Can we really lose beauty? Lovers leave, sculptures crack, video footage is erased. But there are other sculptures, other videos to watch, other people to love. When we lose a beauty-object, we are losing an aid for recalling the original experience of beauty.
Desire for repetition. We need to differentiate between beauty (an immanent quality of a particular thing) and pleasure (the human reaction to beholding beauty). Beauty doesn’t really change over time, but the pleasure we feel from experiencing beauty certainly does.
Unearthing Beauty. Beauty is easily forgotten and misplaced. Great poems from different centuries, different languages, different books. Same for paintings, sonatas and sculptures. The joy of being the first to rediscover a work’s beauty is unparalleled. Many people lack the time or the inclination or to seek out these artefacts. That’s why artists and critics need to make unearthing lost beauty a top priority.
Can one live without beauty? Don’t fool yourself. Just as one doesn’t need sexual satisfaction to survive (ask Holocaust survivors or handicapped people); why then should one need paintings or songs? Beauty is a welcome addition to anyone’s life, but it is only one part of the hierarchy of needs. One can choose a life without beauty; there are social workers, missionaries and caregivers.
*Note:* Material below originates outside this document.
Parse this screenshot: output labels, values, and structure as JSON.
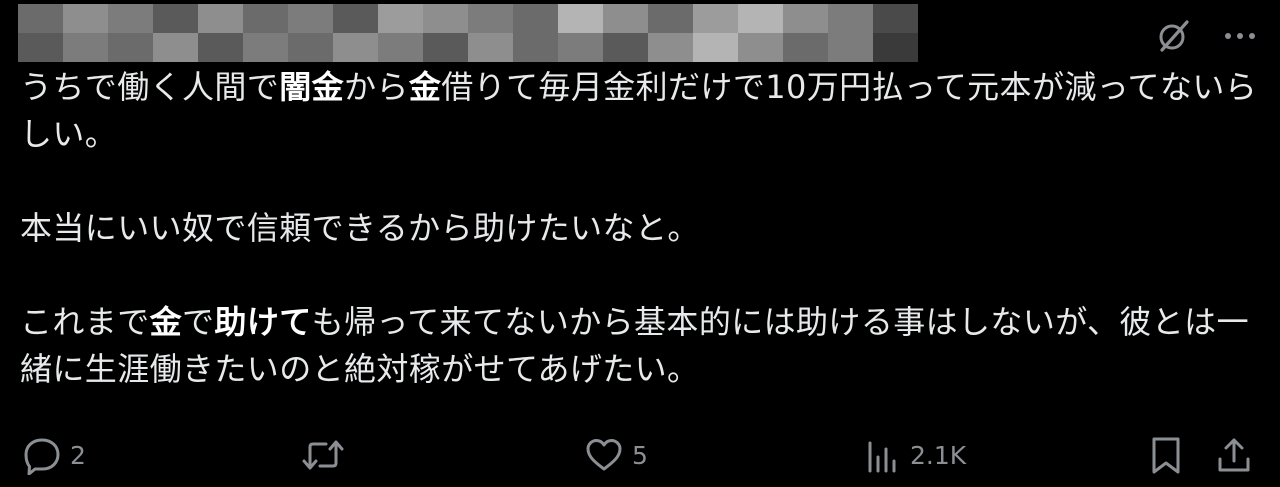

These people don’t object to beauty or the healthy pursuit of it. They just don’t have time or need for it. Beauty’s only value lies in making it easier to withstand banality.
Beauty mocks. First, it reminds the admirer of imperfections or inadequecies. Honest artists admit that artistic greatness sometimes annoys the living hell out of them (See Amadeus). I have a gorgeous photo of an ex-girlfriend who ultimately rejected me. When I come across the photo, I almost feel revulsion at once being so susceptible to this girl’s charms (I recall the Man from “That Obscure Object of Desire” dumping a bucket of water over a girl he lusted after). Those who deface beauty or despise it are indirectly paying homage to its power and majesty.
Beauty is one of those concepts meaningless to discuss in the abstract. Sadi is talking about poetry, I’m talking about nice butts, and the Marquis de Sade is talking about the beauty of cruel bloodletting. Discussions about beauty are ultimately not about beauty at all. They are about love, entertainment, happiness, individuality, visual symmetries, innocence, youth, morality, sexuality, emotions, eloquence, insight and even commercialism. If you say something is beautiful, you are merely pointing out the kind of things you need to continue making life worthwhile.
If I were blind and deaf and had my tongue cut out and my body were numbed by freezing cold, would I still be able to experience beauty? Would I still be able to contemplate the idea of beauty? Would I still be able to imagine beauty? Beauty cannot be exclusively an intellectual pursuit. It must arouse some feeling or sensation in you based upon direct experience(See Nagel’s, What’s it like to be a bat?”)
Why are babies beautiful? Is it just that biological maternal instincts kick in whenever you see one? The subjective nature of beauty makes it next to impossible to declare objective, meaningful criteria for it. That is actually good. If beauty were simply an intellectual construct, it would grow tedious.
Elderly people are the most hungry for beauty. They are aware of a time in the not-so-distant future when beauty will no longer exist for them.